Other Opinions

The ‘Trump effect’ on stock market, mortgage rates and you

We know this much about President-elect Donald Trump: He’s been good for the stock market, not so good for the bond market.

Since the Nov. 8 election, equity indices have busted records, lifting 401ks. But demand for bonds has dropped, jolting borrowing costs.

If rising mortgage rates are cramping your house hunting, don’t blame the Federal Reserve and Wednesday’s quarter-point rate hike.

“The Fed rate hike was already built in before the election,” said Greg McBride of Bankrate.com. “This is entirely the Trump effect.”

More specifically, speculation that Trump will jack up military and infrastructure spending has boosted defense, construction and materials industry shares on the stock markets.

Sounds to me like a safe bet.

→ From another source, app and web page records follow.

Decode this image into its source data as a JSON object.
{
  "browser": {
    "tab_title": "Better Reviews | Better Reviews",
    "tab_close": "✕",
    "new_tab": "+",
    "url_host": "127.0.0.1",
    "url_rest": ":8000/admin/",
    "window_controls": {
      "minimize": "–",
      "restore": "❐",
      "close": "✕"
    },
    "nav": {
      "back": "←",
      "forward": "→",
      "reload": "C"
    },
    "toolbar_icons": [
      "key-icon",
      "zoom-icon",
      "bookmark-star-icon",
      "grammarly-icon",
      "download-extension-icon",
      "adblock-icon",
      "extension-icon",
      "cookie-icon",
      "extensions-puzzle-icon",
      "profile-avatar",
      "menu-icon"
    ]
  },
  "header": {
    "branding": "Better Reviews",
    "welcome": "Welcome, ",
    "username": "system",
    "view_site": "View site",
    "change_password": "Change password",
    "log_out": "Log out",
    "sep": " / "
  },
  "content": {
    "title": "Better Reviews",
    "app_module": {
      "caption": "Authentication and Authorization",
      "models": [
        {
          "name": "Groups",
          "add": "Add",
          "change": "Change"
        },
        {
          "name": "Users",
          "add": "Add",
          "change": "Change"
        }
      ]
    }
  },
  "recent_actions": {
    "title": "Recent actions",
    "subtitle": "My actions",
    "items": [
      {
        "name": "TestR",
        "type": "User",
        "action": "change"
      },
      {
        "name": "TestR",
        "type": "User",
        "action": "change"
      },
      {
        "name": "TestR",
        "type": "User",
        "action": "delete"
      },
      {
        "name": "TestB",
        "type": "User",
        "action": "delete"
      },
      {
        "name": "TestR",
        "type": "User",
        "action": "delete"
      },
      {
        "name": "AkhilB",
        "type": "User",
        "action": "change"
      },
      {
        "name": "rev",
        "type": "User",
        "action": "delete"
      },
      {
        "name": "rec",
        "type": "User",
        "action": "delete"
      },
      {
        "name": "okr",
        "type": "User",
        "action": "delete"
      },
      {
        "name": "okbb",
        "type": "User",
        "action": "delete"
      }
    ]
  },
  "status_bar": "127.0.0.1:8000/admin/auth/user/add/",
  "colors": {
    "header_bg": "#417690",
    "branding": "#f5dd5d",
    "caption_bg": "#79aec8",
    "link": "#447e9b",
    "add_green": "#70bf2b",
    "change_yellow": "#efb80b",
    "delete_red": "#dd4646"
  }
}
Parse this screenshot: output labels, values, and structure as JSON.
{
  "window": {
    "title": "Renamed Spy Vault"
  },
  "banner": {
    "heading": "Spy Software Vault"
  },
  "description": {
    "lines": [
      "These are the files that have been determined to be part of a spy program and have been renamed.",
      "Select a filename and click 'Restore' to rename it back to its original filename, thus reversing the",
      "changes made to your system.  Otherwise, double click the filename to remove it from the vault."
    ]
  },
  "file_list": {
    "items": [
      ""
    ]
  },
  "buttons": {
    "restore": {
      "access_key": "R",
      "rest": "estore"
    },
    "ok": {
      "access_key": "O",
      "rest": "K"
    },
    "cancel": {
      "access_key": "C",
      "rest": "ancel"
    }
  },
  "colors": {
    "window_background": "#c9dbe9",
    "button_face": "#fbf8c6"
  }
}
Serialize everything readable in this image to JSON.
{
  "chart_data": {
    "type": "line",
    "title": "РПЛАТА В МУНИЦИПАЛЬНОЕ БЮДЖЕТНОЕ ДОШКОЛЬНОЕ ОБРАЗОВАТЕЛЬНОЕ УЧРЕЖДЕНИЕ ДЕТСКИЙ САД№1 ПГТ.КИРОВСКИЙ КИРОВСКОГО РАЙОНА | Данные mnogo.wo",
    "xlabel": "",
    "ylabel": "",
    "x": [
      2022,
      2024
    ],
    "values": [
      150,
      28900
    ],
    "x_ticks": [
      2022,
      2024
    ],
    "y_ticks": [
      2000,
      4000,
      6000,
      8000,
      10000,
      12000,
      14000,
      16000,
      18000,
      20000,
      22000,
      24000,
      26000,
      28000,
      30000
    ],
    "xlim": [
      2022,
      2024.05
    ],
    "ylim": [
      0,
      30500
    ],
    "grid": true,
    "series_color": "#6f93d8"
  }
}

Then again, Trump has taken shots at Lockheed Martin Corp. — saying the F-35’s cost is “out of control” — at Boeing Co. — with a “cancel the order!” tweet on Air Force Ones. Those missives may have given you heartburn if you’ve stocked up on BA and LMT in the bull run.

Meanwhile, fear that Trump’s spending plans plus a growing economy will boost inflation is proving toxic to bond markets. So borrowing costs are rising to lure investors with better returns.

Add pricier loans to the housing affordability crisis in some places and the barrier to home buying and selling gets taller. Rising mortgage rates — above 4 percent now — may be making your Realtor neighbor uneasy.

Having said this, let me point out others are more bullish.

“If more infrastructure is built, that means more jobs and that’s good,” said Fabiola Brumley, Bank of America’s market president for Palm Beach County. “And if they should go in the direction of tax reform and health care reform, as they’ve said, then we can be optimistic about more jobs, more expansion.”

Truth be told, I’m not one to take the president-elect’s tweets too seriously. When it comes to Trump, what is said one day may be contradicted, walked back or outright denied the next – and the “Make America Great Again” crowd never seems to mind.

So I’m not sitting at the Twitter desk 24/7, like cartoonist Berkeley Breathed’s Opus, hyperventilating over every ping from the “Big Orange.”

Not to mention that Candidate Trump was all over the ideological map pre-Nov. 8 in mixing textbook free marketeering with Protectionism 101.

For every capitalist cheering calls for corporate tax rates reductions, there’s another laissez-faireist cringing at threats to punish job outsourcing with steep tariffs that could jack up inflation, incur stagflation and … well, why get ahead of ourselves.

So, what do we conclude?

Like President Barack Obama once famously, and infamously, said, “Elections have consequences.” The result of the 2016 vote won’t be any different. We just don’t know whose boat will be lifted, or sunk, by the Trumpian king tide.

Which leads us to this sage advice in mulling end-of-year investment decisions.

“There’s no need to deviate from your longer term strategy given all the uncertainty,” McBride said. “You can’t overhaul your portfolio just because of an election. Otherwise you just spin your wheels.”

Antonio Fins writes for The Palm Beach Post.

  Comments